Titled “Reforma” [Renovations], Rochelle Costi’s (b. 1961, Caxias do Sul) solo show occupies the Rino Levi room of Luciana Brito Galeria, whose modern architecture is used as background for the artworks, most of them hitherto unseen. The pieces portray spaces created through logics that are distinct of the modernist one, establishing a dialog between rationalism and improvisation.
Rochelle Costi’s production over the decades has been marked by an attentive, generous and humorous gaze over situations and spaces that escape the modernist rigueur for planning and order, and embrace (be it by desire or necessity) the unexpected and the improvised as constructive tools. Her production originally departs from tiny objects with no monetary value that she collects since her childhood, which are mostly arranged in installations, but quickly the artist’s urge to collect is expanded beyond the physicality of the world. She begins, then, to collect images, many of which are related to architectures and cities, but also to domestic spaces and other intimate elements, such as to the ways of life of diverse populations and social strata.
In “Reforma”, one observes a synthesis of the work that Rochelle has been realizing through the last decades, organized under the point of view of architecture. For the show, the modernist residence Castor Delgado Perez is literally appropriated as a background for images of spaces that do not share its logic and were motivated by different ideals. With photographs print on canvas that occupy full walls, and prints on fabric and on paper of several dimensions, the artist present scenes that, despite clandestine, seem to be integrated to the gallery’s minimalist architectonic lines. Such is the case, for example, of the installation Margins (2018), where one print of large dimensions on translucent fabric of a traditional riverside house in Northern Brazil rocks in the wind in front of Burle Marx’s winter garden – a clash between nature and designed landscape, in and out, the house in the woods and the woods in the house.

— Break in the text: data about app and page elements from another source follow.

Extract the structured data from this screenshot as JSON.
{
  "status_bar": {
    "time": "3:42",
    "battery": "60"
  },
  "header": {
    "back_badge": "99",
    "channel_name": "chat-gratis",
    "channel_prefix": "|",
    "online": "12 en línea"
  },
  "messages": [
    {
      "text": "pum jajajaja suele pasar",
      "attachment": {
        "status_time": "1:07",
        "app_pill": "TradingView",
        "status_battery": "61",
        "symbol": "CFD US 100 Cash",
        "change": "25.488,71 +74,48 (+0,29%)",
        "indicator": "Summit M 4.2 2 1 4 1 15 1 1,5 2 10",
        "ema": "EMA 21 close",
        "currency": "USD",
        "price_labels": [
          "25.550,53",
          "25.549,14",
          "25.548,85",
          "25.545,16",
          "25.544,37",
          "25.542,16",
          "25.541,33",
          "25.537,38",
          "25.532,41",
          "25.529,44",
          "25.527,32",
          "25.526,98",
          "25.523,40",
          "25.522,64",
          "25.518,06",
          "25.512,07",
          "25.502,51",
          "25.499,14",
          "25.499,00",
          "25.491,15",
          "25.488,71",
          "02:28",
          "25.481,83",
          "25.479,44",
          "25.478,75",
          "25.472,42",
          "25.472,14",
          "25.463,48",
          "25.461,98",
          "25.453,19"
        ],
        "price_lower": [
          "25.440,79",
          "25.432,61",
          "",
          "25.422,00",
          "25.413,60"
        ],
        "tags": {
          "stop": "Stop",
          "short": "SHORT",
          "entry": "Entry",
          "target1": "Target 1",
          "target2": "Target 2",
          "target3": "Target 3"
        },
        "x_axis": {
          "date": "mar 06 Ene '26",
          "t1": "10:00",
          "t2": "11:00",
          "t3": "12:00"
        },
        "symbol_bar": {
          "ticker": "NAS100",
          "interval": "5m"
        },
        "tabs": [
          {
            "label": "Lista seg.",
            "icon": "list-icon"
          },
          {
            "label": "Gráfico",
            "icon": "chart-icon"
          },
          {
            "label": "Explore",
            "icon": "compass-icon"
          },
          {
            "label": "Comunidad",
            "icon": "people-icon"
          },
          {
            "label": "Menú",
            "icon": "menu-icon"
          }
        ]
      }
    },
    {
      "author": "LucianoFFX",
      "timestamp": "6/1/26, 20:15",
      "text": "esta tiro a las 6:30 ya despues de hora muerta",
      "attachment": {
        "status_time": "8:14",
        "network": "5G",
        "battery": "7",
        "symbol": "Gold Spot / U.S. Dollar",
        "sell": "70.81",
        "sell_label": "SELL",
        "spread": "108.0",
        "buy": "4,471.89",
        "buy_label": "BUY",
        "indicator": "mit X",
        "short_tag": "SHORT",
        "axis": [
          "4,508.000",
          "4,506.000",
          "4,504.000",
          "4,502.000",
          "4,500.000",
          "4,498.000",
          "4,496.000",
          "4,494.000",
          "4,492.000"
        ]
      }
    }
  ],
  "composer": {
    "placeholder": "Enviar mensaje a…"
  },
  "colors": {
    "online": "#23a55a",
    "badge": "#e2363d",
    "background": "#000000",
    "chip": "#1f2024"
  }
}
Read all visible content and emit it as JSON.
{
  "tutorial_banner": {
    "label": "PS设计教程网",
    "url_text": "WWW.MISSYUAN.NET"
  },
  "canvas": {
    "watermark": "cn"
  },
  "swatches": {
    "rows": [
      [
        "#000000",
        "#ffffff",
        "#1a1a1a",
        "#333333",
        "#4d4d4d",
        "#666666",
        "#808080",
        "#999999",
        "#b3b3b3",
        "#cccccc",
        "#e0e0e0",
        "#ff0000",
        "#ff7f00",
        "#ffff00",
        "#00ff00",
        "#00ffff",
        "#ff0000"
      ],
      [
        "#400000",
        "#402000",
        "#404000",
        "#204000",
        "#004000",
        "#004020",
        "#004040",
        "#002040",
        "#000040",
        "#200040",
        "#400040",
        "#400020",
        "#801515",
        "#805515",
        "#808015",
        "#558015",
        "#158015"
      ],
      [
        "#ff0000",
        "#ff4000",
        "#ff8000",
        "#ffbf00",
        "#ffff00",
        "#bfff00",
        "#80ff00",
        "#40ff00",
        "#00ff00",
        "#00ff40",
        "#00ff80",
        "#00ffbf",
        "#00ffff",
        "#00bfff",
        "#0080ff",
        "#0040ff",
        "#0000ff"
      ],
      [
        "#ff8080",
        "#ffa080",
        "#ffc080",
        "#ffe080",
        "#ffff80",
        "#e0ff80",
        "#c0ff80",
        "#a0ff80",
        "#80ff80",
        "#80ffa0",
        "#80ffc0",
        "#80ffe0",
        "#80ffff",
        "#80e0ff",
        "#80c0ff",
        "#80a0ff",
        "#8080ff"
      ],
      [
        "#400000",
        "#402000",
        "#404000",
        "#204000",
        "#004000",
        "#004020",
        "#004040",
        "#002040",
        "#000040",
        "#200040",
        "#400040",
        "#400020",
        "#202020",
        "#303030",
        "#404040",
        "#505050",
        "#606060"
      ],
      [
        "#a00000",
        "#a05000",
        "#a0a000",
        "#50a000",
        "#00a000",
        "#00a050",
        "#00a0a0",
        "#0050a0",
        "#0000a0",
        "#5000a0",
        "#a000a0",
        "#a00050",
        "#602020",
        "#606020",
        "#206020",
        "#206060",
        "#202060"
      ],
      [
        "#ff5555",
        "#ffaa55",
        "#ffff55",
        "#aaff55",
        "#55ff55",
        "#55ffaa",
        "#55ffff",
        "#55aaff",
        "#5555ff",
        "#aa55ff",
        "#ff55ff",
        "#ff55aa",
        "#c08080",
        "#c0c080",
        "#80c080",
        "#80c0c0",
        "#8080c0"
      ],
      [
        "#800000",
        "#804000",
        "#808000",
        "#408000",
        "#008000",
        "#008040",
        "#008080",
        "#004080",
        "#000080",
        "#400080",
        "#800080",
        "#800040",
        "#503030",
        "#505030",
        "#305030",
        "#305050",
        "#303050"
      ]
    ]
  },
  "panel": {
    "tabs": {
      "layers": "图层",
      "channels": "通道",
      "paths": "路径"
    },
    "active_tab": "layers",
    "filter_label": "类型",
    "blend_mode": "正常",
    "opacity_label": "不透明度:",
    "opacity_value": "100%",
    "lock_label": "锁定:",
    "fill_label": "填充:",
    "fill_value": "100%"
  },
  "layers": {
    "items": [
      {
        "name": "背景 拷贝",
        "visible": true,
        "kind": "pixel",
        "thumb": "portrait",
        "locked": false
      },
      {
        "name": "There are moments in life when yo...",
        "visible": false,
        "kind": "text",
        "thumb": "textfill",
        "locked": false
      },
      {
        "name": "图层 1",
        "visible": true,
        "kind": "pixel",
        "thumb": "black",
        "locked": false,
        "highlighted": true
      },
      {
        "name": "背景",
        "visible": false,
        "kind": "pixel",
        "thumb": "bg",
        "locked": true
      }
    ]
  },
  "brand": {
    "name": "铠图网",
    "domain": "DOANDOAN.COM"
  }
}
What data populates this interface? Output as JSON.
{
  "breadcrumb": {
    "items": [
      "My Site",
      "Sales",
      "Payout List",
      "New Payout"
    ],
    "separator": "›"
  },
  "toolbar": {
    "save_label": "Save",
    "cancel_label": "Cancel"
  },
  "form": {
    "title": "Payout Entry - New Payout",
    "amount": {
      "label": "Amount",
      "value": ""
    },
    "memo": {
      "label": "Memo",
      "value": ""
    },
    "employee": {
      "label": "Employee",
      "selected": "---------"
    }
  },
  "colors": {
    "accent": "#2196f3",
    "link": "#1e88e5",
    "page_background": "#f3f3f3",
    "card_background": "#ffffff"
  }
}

A rustic wooden house from countryside Rio Grande do Sul; a surprising sight of the National Congress in Brasília; bedrooms and other rooms occupied by diverse inhabitants – from anonymous people to former president Juscelino Kubitscheck –; and a fishermen shack by the sea shore used for the observation of the tides are some of the architectures placed in dialog with Rino Levi’s house. The configurations of such structures point to the need of improvisation and adaptation, as marking a trait of Brazilian culture as the modernist concepts that have impregnated the national set of ideals since 1950. In “Reforma”, the contrasts of a complex nation such as Brazil come to the forefront, through the point of view of the construction of spaces that, programmed or not, demonstrate a surprisingly efficient logic.